From The Publisher*Caldecott Honor Book

What happens when Sal and her mother meet a mother bear and her cub? A beloved classic is born!

Kuplink, kuplank, kuplunk! Sal and her mother a picking blueberries to can for the winter. But when Sal wanders to the other side of Blueberry Hill, she discovers a mama bear preparing for her own long winter.  Meanwhile Sal's mother is being followed by a small bear with a big appetite for berries! Will each mother go home with the right little one?

With its expressive line drawings and charming story, Blueberries for Sal has won readers' hearts since its first publication in 1948.

"The adventures of a little girl and a baby bear while hunting for blueberries with their mothers one bright summer day. All the color and flavor of the sea and pine-covered Maine countryside."
-School Library Journal, starred review.
Review Quote*Winner of A Caldecott Honor

"The adventures of a little girl and a baby bear while hunting for blueberries with their mothers one bright summer day. All the color and flavor of the sea and pine-covered Maine countryside."
-School Library Journal, starred review.

A Fuse8 Top 100 Picture Book title
Biographical NoteRobert McCloskey (1914-2003) wrote and illustrated some of the most honored and enduring children's books ever published. He grew up in Hamilton, Ohio, and spent time in Boston, New York, and ultimately Maine, where he and his wife raised their two daughters.
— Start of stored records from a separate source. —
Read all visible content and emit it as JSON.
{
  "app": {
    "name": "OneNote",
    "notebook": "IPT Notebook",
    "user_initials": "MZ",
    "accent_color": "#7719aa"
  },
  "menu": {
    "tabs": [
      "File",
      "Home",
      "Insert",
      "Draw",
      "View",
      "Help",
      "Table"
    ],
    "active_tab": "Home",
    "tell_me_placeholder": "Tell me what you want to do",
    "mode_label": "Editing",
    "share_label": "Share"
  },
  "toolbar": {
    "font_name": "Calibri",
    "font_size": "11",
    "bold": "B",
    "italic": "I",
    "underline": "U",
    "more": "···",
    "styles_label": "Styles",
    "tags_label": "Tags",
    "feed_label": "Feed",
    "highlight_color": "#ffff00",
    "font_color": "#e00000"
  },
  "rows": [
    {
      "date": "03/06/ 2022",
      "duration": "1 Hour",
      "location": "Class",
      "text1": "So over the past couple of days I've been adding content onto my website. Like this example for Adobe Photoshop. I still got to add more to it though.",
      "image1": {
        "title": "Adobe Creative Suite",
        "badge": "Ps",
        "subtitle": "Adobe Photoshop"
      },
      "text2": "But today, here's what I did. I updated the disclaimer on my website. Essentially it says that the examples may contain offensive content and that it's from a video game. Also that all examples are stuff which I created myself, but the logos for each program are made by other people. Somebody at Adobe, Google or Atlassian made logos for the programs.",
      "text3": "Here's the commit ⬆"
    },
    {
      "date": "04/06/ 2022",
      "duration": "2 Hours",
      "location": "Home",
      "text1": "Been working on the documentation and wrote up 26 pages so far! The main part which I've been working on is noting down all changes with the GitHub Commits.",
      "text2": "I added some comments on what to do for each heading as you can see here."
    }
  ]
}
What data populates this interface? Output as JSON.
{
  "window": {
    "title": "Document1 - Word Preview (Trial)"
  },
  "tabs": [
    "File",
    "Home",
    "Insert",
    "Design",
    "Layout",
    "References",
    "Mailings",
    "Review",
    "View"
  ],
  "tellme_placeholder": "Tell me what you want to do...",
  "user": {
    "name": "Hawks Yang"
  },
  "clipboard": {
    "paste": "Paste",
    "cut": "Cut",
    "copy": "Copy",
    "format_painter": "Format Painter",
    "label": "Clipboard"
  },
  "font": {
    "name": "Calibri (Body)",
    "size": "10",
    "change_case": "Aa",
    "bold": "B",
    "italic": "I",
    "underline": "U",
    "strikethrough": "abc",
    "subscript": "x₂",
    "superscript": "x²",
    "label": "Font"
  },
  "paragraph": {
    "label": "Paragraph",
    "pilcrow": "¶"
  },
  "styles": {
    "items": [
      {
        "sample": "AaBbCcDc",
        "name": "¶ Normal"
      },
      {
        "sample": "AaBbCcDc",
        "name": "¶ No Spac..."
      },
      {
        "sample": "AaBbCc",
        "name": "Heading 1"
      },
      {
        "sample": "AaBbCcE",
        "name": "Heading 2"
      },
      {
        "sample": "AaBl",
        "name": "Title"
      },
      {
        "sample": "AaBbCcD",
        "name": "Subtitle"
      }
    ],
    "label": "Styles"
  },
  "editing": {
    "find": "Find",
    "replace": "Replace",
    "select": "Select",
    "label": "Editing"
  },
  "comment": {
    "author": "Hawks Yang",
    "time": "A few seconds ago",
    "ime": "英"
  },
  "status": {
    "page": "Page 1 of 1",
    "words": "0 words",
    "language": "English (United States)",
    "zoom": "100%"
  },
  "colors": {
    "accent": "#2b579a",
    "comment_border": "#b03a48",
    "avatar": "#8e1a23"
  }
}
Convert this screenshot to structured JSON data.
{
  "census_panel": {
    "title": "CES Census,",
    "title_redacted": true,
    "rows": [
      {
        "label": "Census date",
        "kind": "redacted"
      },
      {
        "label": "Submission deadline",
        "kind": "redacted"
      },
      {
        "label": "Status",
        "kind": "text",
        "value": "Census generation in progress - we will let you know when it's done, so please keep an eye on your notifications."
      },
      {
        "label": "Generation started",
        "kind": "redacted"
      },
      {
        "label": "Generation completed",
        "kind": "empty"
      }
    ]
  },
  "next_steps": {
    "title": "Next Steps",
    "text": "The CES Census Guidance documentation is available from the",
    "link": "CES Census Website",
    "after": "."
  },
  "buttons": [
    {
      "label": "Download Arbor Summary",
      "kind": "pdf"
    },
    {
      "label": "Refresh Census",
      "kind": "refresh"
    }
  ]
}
The first ever two-time Caldecott Medal winner, for Make Way for Ducklings and Time of Wonder, McCloskey was also awarded Caldecott Honors for Blueberries for Sal, One Morning in Maine, and Journey Cake, Ho! by Ruth Sawyer.  He was declared a Living Legend by the Library of Congress in 2000.  You can see some of his best-loved characters immortalized as statues in Boston's Public Garden and Lentil Park in Hamilton, Ohio.